Gibbs Knotts

Gibbs Knotts is dean of the School of Humanities and Social Sciences at the College of Charleston. He joined the Department of Political Science as department chair in 2012 and served in this role from 2012 to 2019. Knotts teaches undergraduate courses in American politics and graduate courses in the public administration program. He has published works on political participation, southern politics, public administration, and the scholarship of teaching and learning. Articles have appeared in outlets including the Journal of Politics, Public Administration Review, Political Research Quarterly, the American Review of Public Administration, State Politics and Policy Quarterly, PS: Political Science and Politics, Social Science Quarterly, Southern Cultures, Southeastern Geographer and Social Forces. His most recent book, First in the South: Why South Carolina’s Presidential Primary Matters (University of South Carolina Press, 2020), was co-written with Dr. Jordan Ragusa. Knotts received the College of Charleston’s Distinguished Research Award in 2017.

Vince Benigni
Vince Benigni

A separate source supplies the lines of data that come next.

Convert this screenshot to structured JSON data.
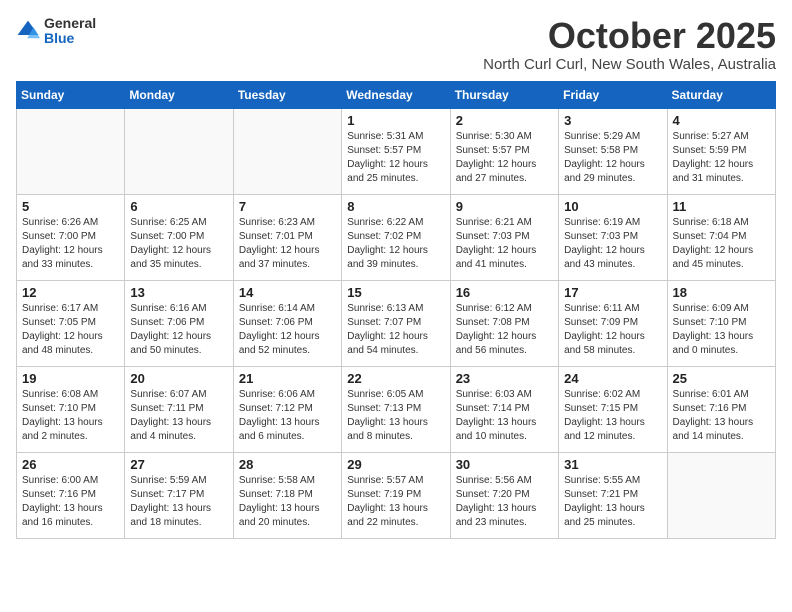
{
  "logo": {
    "general": "General",
    "blue": "Blue"
  },
  "title": "October 2025",
  "location": "North Curl Curl, New South Wales, Australia",
  "days_of_week": [
    "Sunday",
    "Monday",
    "Tuesday",
    "Wednesday",
    "Thursday",
    "Friday",
    "Saturday"
  ],
  "weeks": [
    [
      {
        "day": "",
        "info": ""
      },
      {
        "day": "",
        "info": ""
      },
      {
        "day": "",
        "info": ""
      },
      {
        "day": "1",
        "info": "Sunrise: 5:31 AM\nSunset: 5:57 PM\nDaylight: 12 hours\nand 25 minutes."
      },
      {
        "day": "2",
        "info": "Sunrise: 5:30 AM\nSunset: 5:57 PM\nDaylight: 12 hours\nand 27 minutes."
      },
      {
        "day": "3",
        "info": "Sunrise: 5:29 AM\nSunset: 5:58 PM\nDaylight: 12 hours\nand 29 minutes."
      },
      {
        "day": "4",
        "info": "Sunrise: 5:27 AM\nSunset: 5:59 PM\nDaylight: 12 hours\nand 31 minutes."
      }
    ],
    [
      {
        "day": "5",
        "info": "Sunrise: 6:26 AM\nSunset: 7:00 PM\nDaylight: 12 hours\nand 33 minutes."
      },
      {
        "day": "6",
        "info": "Sunrise: 6:25 AM\nSunset: 7:00 PM\nDaylight: 12 hours\nand 35 minutes."
      },
      {
        "day": "7",
        "info": "Sunrise: 6:23 AM\nSunset: 7:01 PM\nDaylight: 12 hours\nand 37 minutes."
      },
      {
        "day": "8",
        "info": "Sunrise: 6:22 AM\nSunset: 7:02 PM\nDaylight: 12 hours\nand 39 minutes."
      },
      {
        "day": "9",
        "info": "Sunrise: 6:21 AM\nSunset: 7:03 PM\nDaylight: 12 hours\nand 41 minutes."
      },
      {
        "day": "10",
        "info": "Sunrise: 6:19 AM\nSunset: 7:03 PM\nDaylight: 12 hours\nand 43 minutes."
      },
      {
        "day": "11",
        "info": "Sunrise: 6:18 AM\nSunset: 7:04 PM\nDaylight: 12 hours\nand 45 minutes."
      }
    ],
    [
      {
        "day": "12",
        "info": "Sunrise: 6:17 AM\nSunset: 7:05 PM\nDaylight: 12 hours\nand 48 minutes."
      },
      {
        "day": "13",
        "info": "Sunrise: 6:16 AM\nSunset: 7:06 PM\nDaylight: 12 hours\nand 50 minutes."
      },
      {
        "day": "14",
        "info": "Sunrise: 6:14 AM\nSunset: 7:06 PM\nDaylight: 12 hours\nand 52 minutes."
      },
      {
        "day": "15",
        "info": "Sunrise: 6:13 AM\nSunset: 7:07 PM\nDaylight: 12 hours\nand 54 minutes."
      },
      {
        "day": "16",
        "info": "Sunrise: 6:12 AM\nSunset: 7:08 PM\nDaylight: 12 hours\nand 56 minutes."
      },
      {
        "day": "17",
        "info": "Sunrise: 6:11 AM\nSunset: 7:09 PM\nDaylight: 12 hours\nand 58 minutes."
      },
      {
        "day": "18",
        "info": "Sunrise: 6:09 AM\nSunset: 7:10 PM\nDaylight: 13 hours\nand 0 minutes."
      }
    ],
    [
      {
        "day": "19",
        "info": "Sunrise: 6:08 AM\nSunset: 7:10 PM\nDaylight: 13 hours\nand 2 minutes."
      },
      {
        "day": "20",
        "info": "Sunrise: 6:07 AM\nSunset: 7:11 PM\nDaylight: 13 hours\nand 4 minutes."
      },
      {
        "day": "21",
        "info": "Sunrise: 6:06 AM\nSunset: 7:12 PM\nDaylight: 13 hours\nand 6 minutes."
      },
      {
        "day": "22",
        "info": "Sunrise: 6:05 AM\nSunset: 7:13 PM\nDaylight: 13 hours\nand 8 minutes."
      },
      {
        "day": "23",
        "info": "Sunrise: 6:03 AM\nSunset: 7:14 PM\nDaylight: 13 hours\nand 10 minutes."
      },
      {
        "day": "24",
        "info": "Sunrise: 6:02 AM\nSunset: 7:15 PM\nDaylight: 13 hours\nand 12 minutes."
      },
      {
        "day": "25",
        "info": "Sunrise: 6:01 AM\nSunset: 7:16 PM\nDaylight: 13 hours\nand 14 minutes."
      }
    ],
    [
      {
        "day": "26",
        "info": "Sunrise: 6:00 AM\nSunset: 7:16 PM\nDaylight: 13 hours\nand 16 minutes."
      },
      {
        "day": "27",
        "info": "Sunrise: 5:59 AM\nSunset: 7:17 PM\nDaylight: 13 hours\nand 18 minutes."
      },
      {
        "day": "28",
        "info": "Sunrise: 5:58 AM\nSunset: 7:18 PM\nDaylight: 13 hours\nand 20 minutes."
      },
      {
        "day": "29",
        "info": "Sunrise: 5:57 AM\nSunset: 7:19 PM\nDaylight: 13 hours\nand 22 minutes."
      },
      {
        "day": "30",
        "info": "Sunrise: 5:56 AM\nSunset: 7:20 PM\nDaylight: 13 hours\nand 23 minutes."
      },
      {
        "day": "31",
        "info": "Sunrise: 5:55 AM\nSunset: 7:21 PM\nDaylight: 13 hours\nand 25 minutes."
      },
      {
        "day": "",
        "info": ""
      }
    ]
  ]
}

Vince Benigni is a professor of strategic communication at the College of Charleston. He has four decades of experience in mass media and strategic communication. He has taught a variety of courses in those fields as a professor of communication to both undergraduate and graduate students. He has also written a number of guest columns that have appeared in various news outlets.